Hippies easy going attitudes and fun and games lifestyles wereput away when the topic of politics came up. Indubitably the instigatorfor their existence, politics played a huge role in their lives. Havingstrongest feelings for the Vietnam War and for the Civil RightsMovement, the Hippies made their beliefs known to the world. They didthis in many ways including musical shows, pacifist folk songs, andthrough peaceful sit-ins(This Fabulous Century 206). But none of theiractions were more seen and heard of then their protests and rallies.
The Hippies were aware that the war was being lost and that thousandsof American soldiers were dying. They took it upon themselves the maketheir beliefs heard. They put together a protest larger then the everbefore. Once organized not just Hippies came, but students,intellectuals, radicals, and citizens of all classes took part in it(Harris 36). This protest was held in Washington DC in the heart of theUnited States. 250,000 protesters gathered for one common goal. Theywanted their troops to come back home and for United States involvementin the war to be ended. Through the years of the Vietnam War hundreds aanti-war rallies were held. By the decades end protests seemed to havedone some good. Sixty five percent of all Americans had similar viewsas the hippies(This Fabulous Century 206). They wanted their troopsback and that’s what they got in the 1969 when the President gave theword to bring them back home.

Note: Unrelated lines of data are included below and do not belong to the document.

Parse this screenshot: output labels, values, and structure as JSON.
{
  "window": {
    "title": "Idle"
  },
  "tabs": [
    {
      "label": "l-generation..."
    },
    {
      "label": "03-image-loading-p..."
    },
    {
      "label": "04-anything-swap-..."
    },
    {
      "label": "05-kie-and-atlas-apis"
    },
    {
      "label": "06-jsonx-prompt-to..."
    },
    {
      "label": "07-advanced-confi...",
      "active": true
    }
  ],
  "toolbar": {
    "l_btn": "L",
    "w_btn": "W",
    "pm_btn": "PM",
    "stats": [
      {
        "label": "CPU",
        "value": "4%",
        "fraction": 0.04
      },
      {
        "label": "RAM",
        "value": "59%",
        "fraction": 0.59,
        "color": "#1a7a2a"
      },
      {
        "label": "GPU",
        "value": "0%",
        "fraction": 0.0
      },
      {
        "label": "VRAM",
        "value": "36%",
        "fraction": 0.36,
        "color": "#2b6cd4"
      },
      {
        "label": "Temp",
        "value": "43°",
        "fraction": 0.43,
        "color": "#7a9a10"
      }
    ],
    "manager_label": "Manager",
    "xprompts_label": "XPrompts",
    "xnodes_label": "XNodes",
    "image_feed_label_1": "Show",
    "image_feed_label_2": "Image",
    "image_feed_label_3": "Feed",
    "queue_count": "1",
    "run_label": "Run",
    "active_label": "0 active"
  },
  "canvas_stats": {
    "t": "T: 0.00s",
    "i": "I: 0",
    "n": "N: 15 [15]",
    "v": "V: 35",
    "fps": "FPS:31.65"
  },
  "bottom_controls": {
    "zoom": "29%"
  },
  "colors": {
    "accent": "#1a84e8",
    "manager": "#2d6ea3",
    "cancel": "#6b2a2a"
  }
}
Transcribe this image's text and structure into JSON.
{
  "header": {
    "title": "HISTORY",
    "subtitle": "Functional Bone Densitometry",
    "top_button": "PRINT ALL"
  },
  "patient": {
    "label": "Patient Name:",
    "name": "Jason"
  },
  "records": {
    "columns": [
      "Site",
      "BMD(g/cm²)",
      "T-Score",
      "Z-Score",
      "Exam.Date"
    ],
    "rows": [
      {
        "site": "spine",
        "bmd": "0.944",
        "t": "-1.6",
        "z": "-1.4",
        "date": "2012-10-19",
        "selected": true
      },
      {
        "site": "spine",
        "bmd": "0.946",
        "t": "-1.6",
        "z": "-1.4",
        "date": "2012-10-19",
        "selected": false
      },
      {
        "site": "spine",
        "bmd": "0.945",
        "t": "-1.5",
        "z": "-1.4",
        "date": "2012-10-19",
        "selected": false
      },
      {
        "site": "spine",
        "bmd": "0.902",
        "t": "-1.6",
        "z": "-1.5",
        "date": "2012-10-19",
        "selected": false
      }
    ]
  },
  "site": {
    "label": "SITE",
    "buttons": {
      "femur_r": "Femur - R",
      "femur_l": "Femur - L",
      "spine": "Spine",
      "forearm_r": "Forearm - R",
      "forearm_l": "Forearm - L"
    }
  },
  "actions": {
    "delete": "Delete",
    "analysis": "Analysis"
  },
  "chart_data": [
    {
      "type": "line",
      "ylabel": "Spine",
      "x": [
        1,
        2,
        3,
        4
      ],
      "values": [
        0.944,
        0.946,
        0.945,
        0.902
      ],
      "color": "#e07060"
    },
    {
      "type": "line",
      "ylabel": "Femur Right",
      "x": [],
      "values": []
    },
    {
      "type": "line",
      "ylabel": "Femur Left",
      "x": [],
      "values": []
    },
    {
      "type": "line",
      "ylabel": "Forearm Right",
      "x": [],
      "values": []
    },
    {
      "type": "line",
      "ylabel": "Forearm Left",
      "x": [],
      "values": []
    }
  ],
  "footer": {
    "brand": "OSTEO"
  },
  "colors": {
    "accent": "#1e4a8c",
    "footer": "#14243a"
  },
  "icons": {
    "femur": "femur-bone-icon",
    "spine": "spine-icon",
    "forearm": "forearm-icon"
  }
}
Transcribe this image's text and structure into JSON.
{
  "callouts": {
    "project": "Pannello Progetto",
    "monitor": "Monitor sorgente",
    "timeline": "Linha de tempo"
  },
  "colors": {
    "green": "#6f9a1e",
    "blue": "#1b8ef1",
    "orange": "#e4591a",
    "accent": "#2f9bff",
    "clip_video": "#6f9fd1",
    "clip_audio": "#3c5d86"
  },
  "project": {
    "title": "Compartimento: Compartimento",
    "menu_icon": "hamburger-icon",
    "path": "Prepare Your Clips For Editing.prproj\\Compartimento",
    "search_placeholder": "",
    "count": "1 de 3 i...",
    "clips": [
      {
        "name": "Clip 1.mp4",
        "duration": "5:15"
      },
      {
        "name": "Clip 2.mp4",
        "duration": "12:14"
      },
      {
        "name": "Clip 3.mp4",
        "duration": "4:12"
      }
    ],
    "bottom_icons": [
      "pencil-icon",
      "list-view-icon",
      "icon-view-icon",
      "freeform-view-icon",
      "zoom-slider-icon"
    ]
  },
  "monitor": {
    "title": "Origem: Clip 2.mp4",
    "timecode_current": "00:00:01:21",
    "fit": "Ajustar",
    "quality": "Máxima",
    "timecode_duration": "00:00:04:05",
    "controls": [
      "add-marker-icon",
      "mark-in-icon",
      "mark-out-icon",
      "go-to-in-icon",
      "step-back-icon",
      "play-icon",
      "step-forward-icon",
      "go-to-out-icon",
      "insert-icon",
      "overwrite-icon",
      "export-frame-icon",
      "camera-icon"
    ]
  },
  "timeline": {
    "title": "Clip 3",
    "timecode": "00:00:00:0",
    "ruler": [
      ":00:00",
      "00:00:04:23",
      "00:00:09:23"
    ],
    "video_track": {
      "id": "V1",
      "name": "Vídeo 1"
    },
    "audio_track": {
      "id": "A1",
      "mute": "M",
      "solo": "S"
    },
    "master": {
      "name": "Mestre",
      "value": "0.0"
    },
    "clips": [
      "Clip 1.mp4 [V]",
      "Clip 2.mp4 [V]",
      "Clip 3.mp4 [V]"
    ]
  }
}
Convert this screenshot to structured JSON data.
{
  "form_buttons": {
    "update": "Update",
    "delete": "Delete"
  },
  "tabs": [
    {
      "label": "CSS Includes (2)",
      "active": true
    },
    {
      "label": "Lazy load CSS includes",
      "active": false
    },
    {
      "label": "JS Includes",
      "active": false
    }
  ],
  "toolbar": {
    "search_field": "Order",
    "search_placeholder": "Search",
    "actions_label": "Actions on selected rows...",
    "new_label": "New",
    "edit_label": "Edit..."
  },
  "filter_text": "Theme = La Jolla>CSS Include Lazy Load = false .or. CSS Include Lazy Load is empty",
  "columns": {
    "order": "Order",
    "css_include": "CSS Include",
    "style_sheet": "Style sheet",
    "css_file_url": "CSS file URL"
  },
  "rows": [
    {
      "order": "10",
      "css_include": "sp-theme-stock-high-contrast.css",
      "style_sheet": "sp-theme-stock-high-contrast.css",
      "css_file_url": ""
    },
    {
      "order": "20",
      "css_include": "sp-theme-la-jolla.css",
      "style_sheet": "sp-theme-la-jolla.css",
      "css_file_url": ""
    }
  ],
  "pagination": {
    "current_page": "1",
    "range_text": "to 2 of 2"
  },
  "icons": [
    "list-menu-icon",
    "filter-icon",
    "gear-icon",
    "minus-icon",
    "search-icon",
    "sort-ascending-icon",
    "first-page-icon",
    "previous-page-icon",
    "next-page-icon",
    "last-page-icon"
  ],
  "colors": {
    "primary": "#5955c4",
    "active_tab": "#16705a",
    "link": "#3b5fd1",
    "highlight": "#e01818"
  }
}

Hippies had other feelings about racism and persecution. Theytook part in the civil rights movement, just as they did in the for theVietnam troops. When President Kennedy tried to pass his Civil Rightspolicies and they never went through, the Hippies were more aggravated(Harris 8) Eventually some Hippies tried to make their colonies wherethere was no racism and persecution. There were Hippie communes allover the United States. Some communes believed that they were fightingagainst the white man’s perverted society of pollution ,war, and greed(Stern 166). These communes didn’t get very popular and failed after afew years. Hippies still fought for racial equality. Finally when the1960’s were over new laws were put into action helping racial equalitywhich would not have happened without the Hippies.
During the 1960’s a radical group called the hippies shockedAmerica with their alternative lifestyle and radical beliefs. They wereyoung people who enjoyed life to its fullest. They used illegal drugsand listened to rock and roll music. With their alternative beliefs andpractices they stunned America’s conservative middle class. Concernedchiefly protesting the Vietnam War and with civil rights they made ahuge impact on the America and the world. Even today the effects of theHippie movement is still felt. They made huge advantages and setexamples for the youth of today and years to come.
Works SitedCavan, Sherry. Hippies Of The Haight. St.Louis: New Critics Press, Inc., 1972.
Harris, Nathaniel. The Sixties. London: Macdonald Education Ltd., 1975.
Hippies WorldBook Multimedia Encyclopedia. CD-ROM.
Stern, Jane and Michael. Sixties People. New York: Alfred A. Knopf, Inc., 1990.
This Fabulous Century. New York: Time-Life Books, 1970.
Outline Thesis: During the 1960’s a radical group called the Hippies shocked America with their alternative lifestyles and radical beliefs.